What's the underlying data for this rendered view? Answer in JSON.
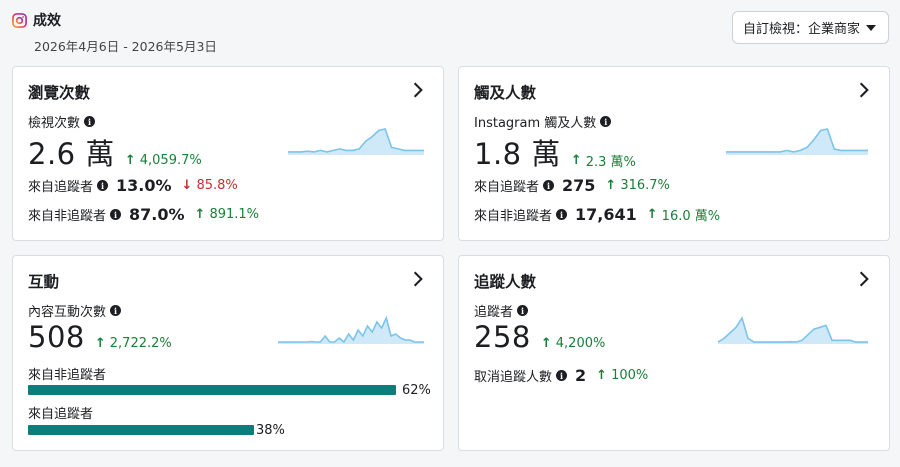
{
  "header": {
    "title": "成效",
    "date_range": "2026年4月6日 - 2026年5月3日"
  },
  "dropdown": {
    "label": "自訂檢視：企業商家"
  },
  "colors": {
    "positive": "#1a7f37",
    "negative": "#c4302b",
    "bar": "#0e7c7b",
    "spark_line": "#7cc4ea",
    "spark_fill": "#cfe9f8"
  },
  "cards": {
    "views": {
      "title": "瀏覽次數",
      "metric_label": "檢視次數",
      "value": "2.6 萬",
      "delta": "4,059.7%",
      "followers_label": "來自追蹤者",
      "followers_value": "13.0%",
      "followers_delta": "85.8%",
      "non_followers_label": "來自非追蹤者",
      "non_followers_value": "87.0%",
      "non_followers_delta": "891.1%",
      "spark": [
        2,
        2,
        2,
        2.5,
        2,
        3,
        2,
        3,
        4,
        3,
        3,
        4,
        9,
        12,
        16,
        17,
        5,
        4,
        3,
        3,
        3,
        3
      ]
    },
    "reach": {
      "title": "觸及人數",
      "metric_label": "Instagram 觸及人數",
      "value": "1.8 萬",
      "delta": "2.3 萬%",
      "followers_label": "來自追蹤者",
      "followers_value": "275",
      "followers_delta": "316.7%",
      "non_followers_label": "來自非追蹤者",
      "non_followers_value": "17,641",
      "non_followers_delta": "16.0 萬%",
      "spark": [
        2,
        2,
        2,
        2,
        2,
        2,
        2,
        2,
        2,
        3,
        2,
        3,
        5,
        10,
        16,
        17,
        4,
        3,
        3,
        3,
        3,
        3
      ]
    },
    "engagement": {
      "title": "互動",
      "metric_label": "內容互動次數",
      "value": "508",
      "delta": "2,722.2%",
      "bars": [
        {
          "label": "來自非追蹤者",
          "pct_label": "62%",
          "fraction": 0.62
        },
        {
          "label": "來自追蹤者",
          "pct_label": "38%",
          "fraction": 0.38
        }
      ],
      "spark": [
        1,
        1,
        1,
        1,
        1,
        1,
        1,
        1.2,
        1,
        1,
        4,
        1,
        1,
        3,
        1,
        5,
        2,
        7,
        4,
        9,
        6,
        11,
        8,
        13,
        4,
        5,
        3,
        2,
        2,
        1,
        1,
        1
      ]
    },
    "followers": {
      "title": "追蹤人數",
      "metric_label": "追蹤者",
      "value": "258",
      "delta": "4,200%",
      "unfollow_label": "取消追蹤人數",
      "unfollow_value": "2",
      "unfollow_delta": "100%",
      "spark": [
        1,
        3,
        6,
        9,
        14,
        3,
        1,
        1,
        1,
        1,
        1,
        1,
        1.2,
        1,
        2,
        5,
        8,
        9,
        10,
        2,
        2,
        2,
        2,
        1,
        1,
        1
      ]
    }
  }
}
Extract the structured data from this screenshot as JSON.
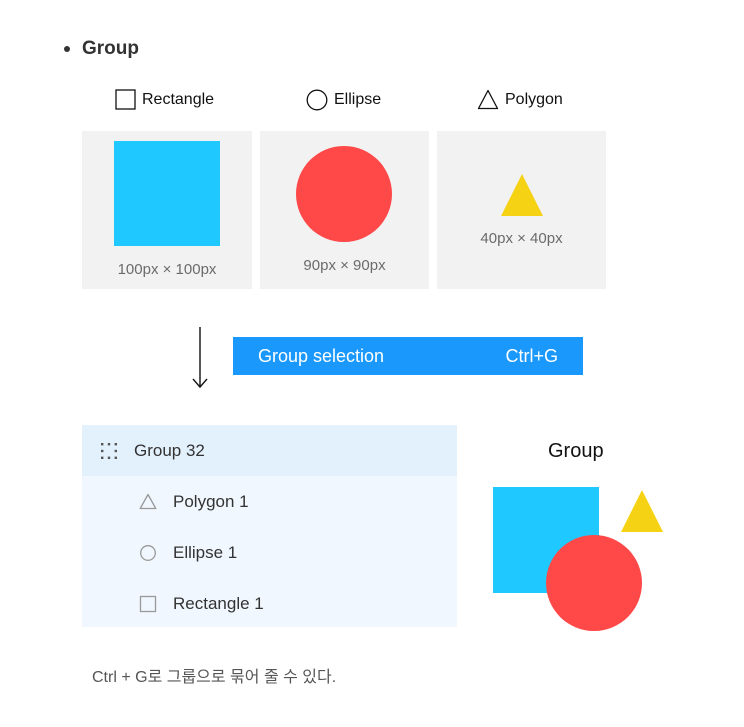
{
  "heading": {
    "text": "Group"
  },
  "shapes": [
    {
      "label": "Rectangle",
      "caption": "100px × 100px",
      "icon": "square-icon",
      "color": "#1fc8fe"
    },
    {
      "label": "Ellipse",
      "caption": "90px × 90px",
      "icon": "circle-icon",
      "color": "#ff4848"
    },
    {
      "label": "Polygon",
      "caption": "40px × 40px",
      "icon": "triangle-icon",
      "color": "#f5d214"
    }
  ],
  "action": {
    "label": "Group selection",
    "shortcut": "Ctrl+G",
    "color": "#1a98fc"
  },
  "layers": {
    "group": {
      "name": "Group 32",
      "icon": "group-dashed-icon"
    },
    "children": [
      {
        "name": "Polygon 1",
        "icon": "triangle-outline-icon"
      },
      {
        "name": "Ellipse 1",
        "icon": "circle-outline-icon"
      },
      {
        "name": "Rectangle 1",
        "icon": "square-outline-icon"
      }
    ]
  },
  "result": {
    "title": "Group"
  },
  "note": "Ctrl + G로 그룹으로 묶어 줄 수 있다."
}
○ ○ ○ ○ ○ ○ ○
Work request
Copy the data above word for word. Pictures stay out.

Response to this task
What's the underlying data for this rendered view? Answer in JSON.
{
  "header": {
    "title": "成效",
    "date_range": "2026年4月6日 - 2026年5月3日"
  },
  "dropdown": {
    "label": "自訂檢視：企業商家"
  },
  "colors": {
    "positive": "#1a7f37",
    "negative": "#c4302b",
    "bar": "#0e7c7b",
    "spark_line": "#7cc4ea",
    "spark_fill": "#cfe9f8"
  },
  "cards": {
    "views": {
      "title": "瀏覽次數",
      "metric_label": "檢視次數",
      "value": "2.6 萬",
      "delta": "4,059.7%",
      "followers_label": "來自追蹤者",
      "followers_value": "13.0%",
      "followers_delta": "85.8%",
      "non_followers_label": "來自非追蹤者",
      "non_followers_value": "87.0%",
      "non_followers_delta": "891.1%",
      "spark": [
        2,
        2,
        2,
        2.5,
        2,
        3,
        2,
        3,
        4,
        3,
        3,
        4,
        9,
        12,
        16,
        17,
        5,
        4,
        3,
        3,
        3,
        3
      ]
    },
    "reach": {
      "title": "觸及人數",
      "metric_label": "Instagram 觸及人數",
      "value": "1.8 萬",
      "delta": "2.3 萬%",
      "followers_label": "來自追蹤者",
      "followers_value": "275",
      "followers_delta": "316.7%",
      "non_followers_label": "來自非追蹤者",
      "non_followers_value": "17,641",
      "non_followers_delta": "16.0 萬%",
      "spark": [
        2,
        2,
        2,
        2,
        2,
        2,
        2,
        2,
        2,
        3,
        2,
        3,
        5,
        10,
        16,
        17,
        4,
        3,
        3,
        3,
        3,
        3
      ]
    },
    "engagement": {
      "title": "互動",
      "metric_label": "內容互動次數",
      "value": "508",
      "delta": "2,722.2%",
      "bars": [
        {
          "label": "來自非追蹤者",
          "pct_label": "62%",
          "fraction": 0.62
        },
        {
          "label": "來自追蹤者",
          "pct_label": "38%",
          "fraction": 0.38
        }
      ],
      "spark": [
        1,
        1,
        1,
        1,
        1,
        1,
        1,
        1.2,
        1,
        1,
        4,
        1,
        1,
        3,
        1,
        5,
        2,
        7,
        4,
        9,
        6,
        11,
        8,
        13,
        4,
        5,
        3,
        2,
        2,
        1,
        1,
        1
      ]
    },
    "followers": {
      "title": "追蹤人數",
      "metric_label": "追蹤者",
      "value": "258",
      "delta": "4,200%",
      "unfollow_label": "取消追蹤人數",
      "unfollow_value": "2",
      "unfollow_delta": "100%",
      "spark": [
        1,
        3,
        6,
        9,
        14,
        3,
        1,
        1,
        1,
        1,
        1,
        1,
        1.2,
        1,
        2,
        5,
        8,
        9,
        10,
        2,
        2,
        2,
        2,
        1,
        1,
        1
      ]
    }
  }
}
Extract the structured data from this screenshot as JSON.
{
  "heading": {
    "text": "Group"
  },
  "shapes": [
    {
      "label": "Rectangle",
      "caption": "100px × 100px",
      "icon": "square-icon",
      "color": "#1fc8fe"
    },
    {
      "label": "Ellipse",
      "caption": "90px × 90px",
      "icon": "circle-icon",
      "color": "#ff4848"
    },
    {
      "label": "Polygon",
      "caption": "40px × 40px",
      "icon": "triangle-icon",
      "color": "#f5d214"
    }
  ],
  "action": {
    "label": "Group selection",
    "shortcut": "Ctrl+G",
    "color": "#1a98fc"
  },
  "layers": {
    "group": {
      "name": "Group 32",
      "icon": "group-dashed-icon"
    },
    "children": [
      {
        "name": "Polygon 1",
        "icon": "triangle-outline-icon"
      },
      {
        "name": "Ellipse 1",
        "icon": "circle-outline-icon"
      },
      {
        "name": "Rectangle 1",
        "icon": "square-outline-icon"
      }
    ]
  },
  "result": {
    "title": "Group"
  },
  "note": "Ctrl + G로 그룹으로 묶어 줄 수 있다."
}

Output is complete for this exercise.